Supplied entries:
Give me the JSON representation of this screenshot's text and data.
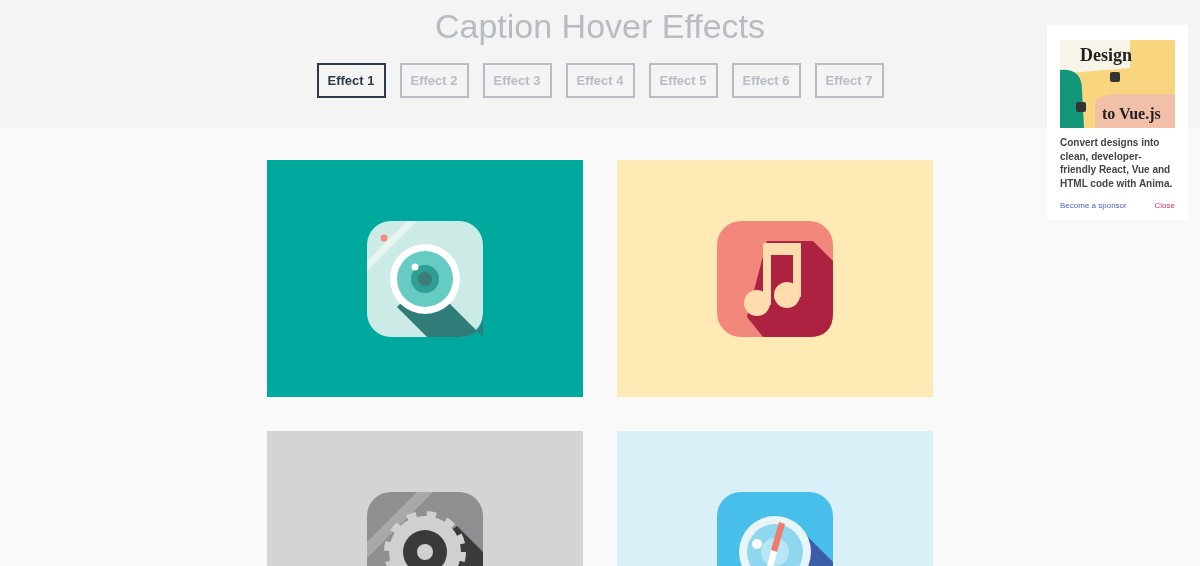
{
  "title": "Caption Hover Effects",
  "tabs": [
    {
      "label": "Effect 1",
      "selected": true
    },
    {
      "label": "Effect 2",
      "selected": false
    },
    {
      "label": "Effect 3",
      "selected": false
    },
    {
      "label": "Effect 4",
      "selected": false
    },
    {
      "label": "Effect 5",
      "selected": false
    },
    {
      "label": "Effect 6",
      "selected": false
    },
    {
      "label": "Effect 7",
      "selected": false
    }
  ],
  "tiles": [
    {
      "kind": "camera",
      "color": "#00a99d"
    },
    {
      "kind": "music",
      "color": "#ffeab5"
    },
    {
      "kind": "gear",
      "color": "#d3d4d6"
    },
    {
      "kind": "compass",
      "color": "#d9f0f8"
    }
  ],
  "sponsor": {
    "banner_top": "Design",
    "banner_bottom": "to Vue.js",
    "text": "Convert designs into clean, developer-friendly React, Vue and HTML code with Anima.",
    "link": "Become a sponsor",
    "close": "Close"
  }
}
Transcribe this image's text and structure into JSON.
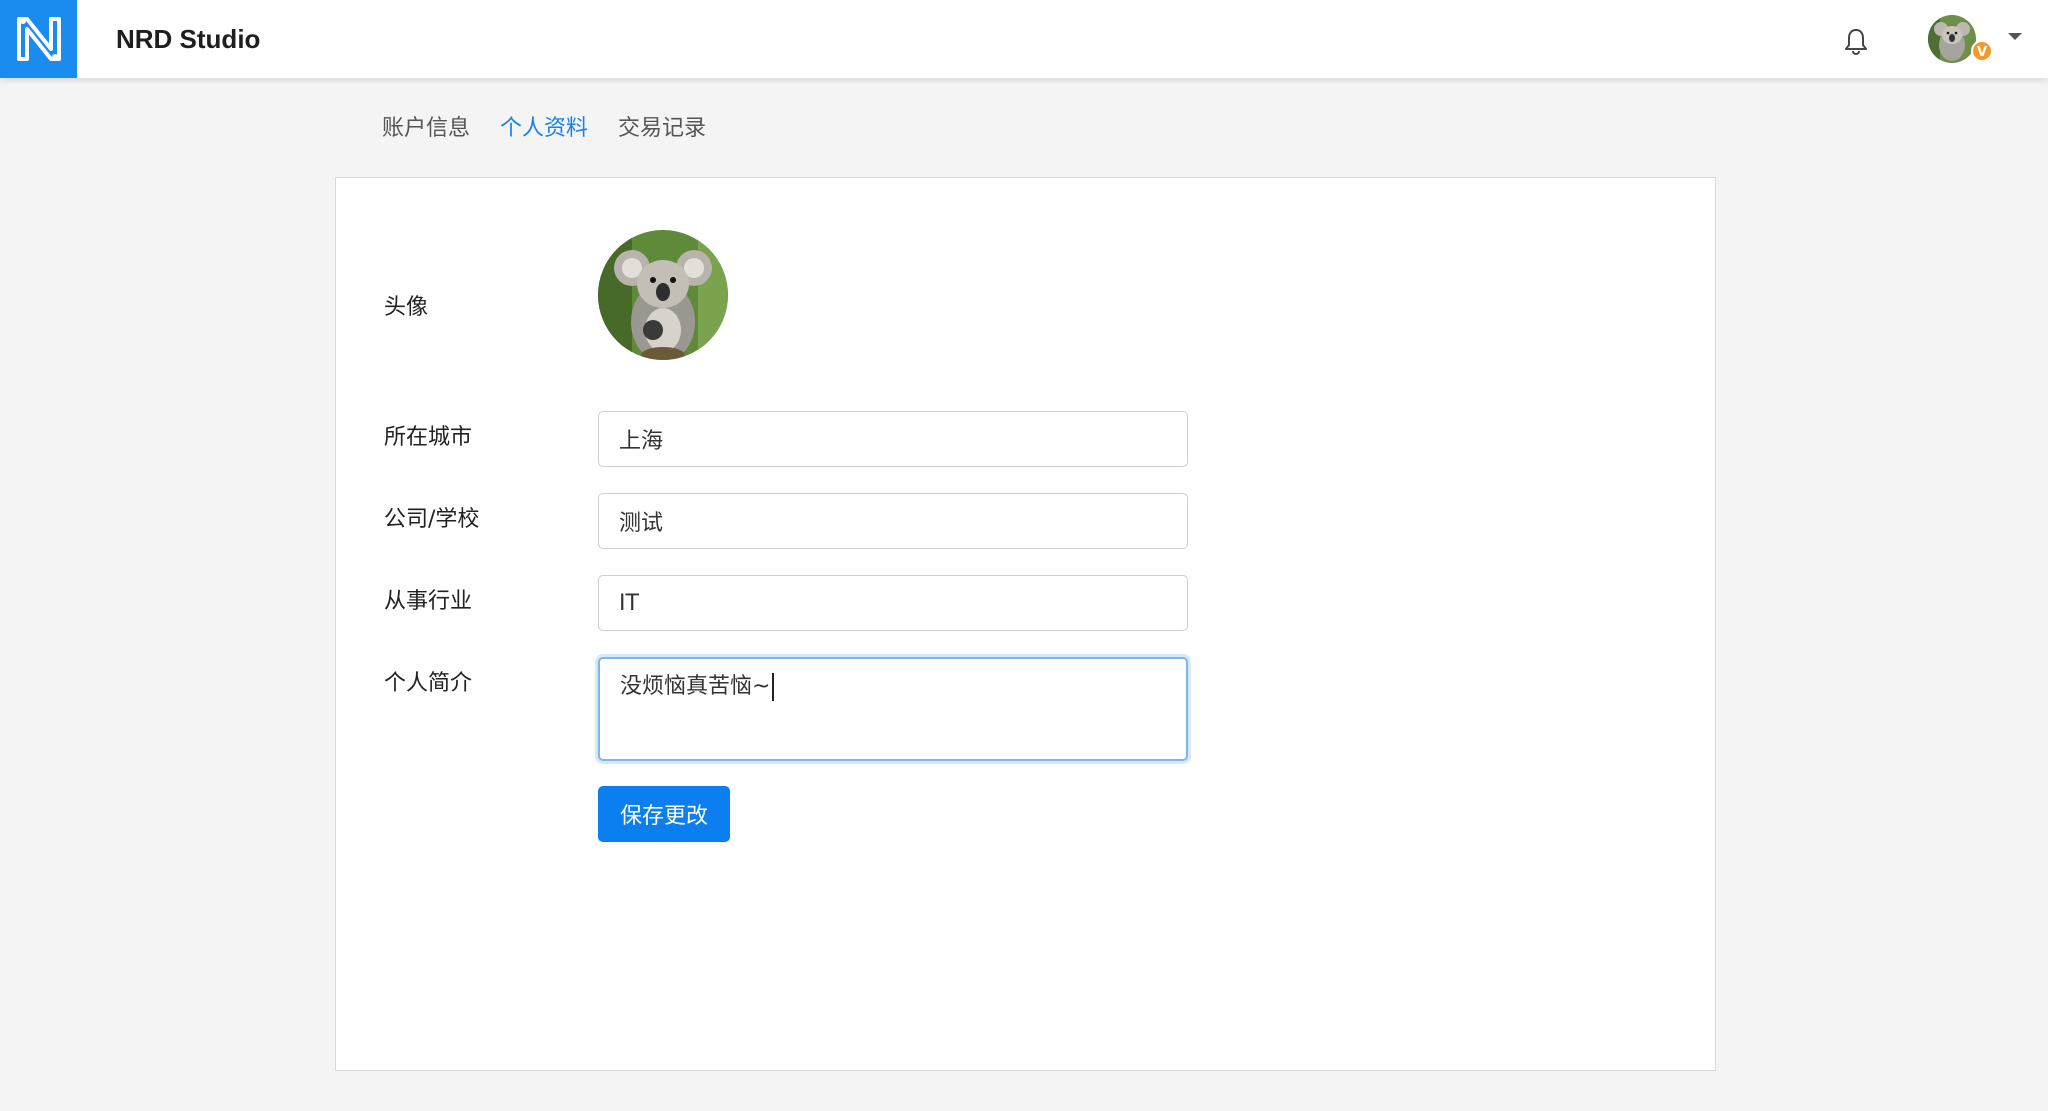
{
  "header": {
    "brand": "NRD Studio",
    "logo_letter": "N",
    "vip_badge": "V",
    "colors": {
      "logo_bg": "#1a8cf0",
      "badge": "#f39a2b"
    }
  },
  "tabs": [
    {
      "label": "账户信息",
      "active": false
    },
    {
      "label": "个人资料",
      "active": true
    },
    {
      "label": "交易记录",
      "active": false
    }
  ],
  "form": {
    "avatar_label": "头像",
    "city_label": "所在城市",
    "city_value": "上海",
    "company_label": "公司/学校",
    "company_value": "测试",
    "industry_label": "从事行业",
    "industry_value": "IT",
    "bio_label": "个人简介",
    "bio_value": "没烦恼真苦恼~",
    "save_label": "保存更改"
  },
  "colors": {
    "accent": "#0b7ef0",
    "active_tab": "#1a82e6"
  }
}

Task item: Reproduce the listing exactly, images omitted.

Solution to the exercise:
Give me the JSON representation of this screenshot's text and data.
{
  "title": "Caption Hover Effects",
  "tabs": [
    {
      "label": "Effect 1",
      "selected": true
    },
    {
      "label": "Effect 2",
      "selected": false
    },
    {
      "label": "Effect 3",
      "selected": false
    },
    {
      "label": "Effect 4",
      "selected": false
    },
    {
      "label": "Effect 5",
      "selected": false
    },
    {
      "label": "Effect 6",
      "selected": false
    },
    {
      "label": "Effect 7",
      "selected": false
    }
  ],
  "tiles": [
    {
      "kind": "camera",
      "color": "#00a99d"
    },
    {
      "kind": "music",
      "color": "#ffeab5"
    },
    {
      "kind": "gear",
      "color": "#d3d4d6"
    },
    {
      "kind": "compass",
      "color": "#d9f0f8"
    }
  ],
  "sponsor": {
    "banner_top": "Design",
    "banner_bottom": "to Vue.js",
    "text": "Convert designs into clean, developer-friendly React, Vue and HTML code with Anima.",
    "link": "Become a sponsor",
    "close": "Close"
  }
}
Transcribe this image's text and structure into JSON.
{
  "header": {
    "brand": "NRD Studio",
    "logo_letter": "N",
    "vip_badge": "V",
    "colors": {
      "logo_bg": "#1a8cf0",
      "badge": "#f39a2b"
    }
  },
  "tabs": [
    {
      "label": "账户信息",
      "active": false
    },
    {
      "label": "个人资料",
      "active": true
    },
    {
      "label": "交易记录",
      "active": false
    }
  ],
  "form": {
    "avatar_label": "头像",
    "city_label": "所在城市",
    "city_value": "上海",
    "company_label": "公司/学校",
    "company_value": "测试",
    "industry_label": "从事行业",
    "industry_value": "IT",
    "bio_label": "个人简介",
    "bio_value": "没烦恼真苦恼~",
    "save_label": "保存更改"
  },
  "colors": {
    "accent": "#0b7ef0",
    "active_tab": "#1a82e6"
  }
}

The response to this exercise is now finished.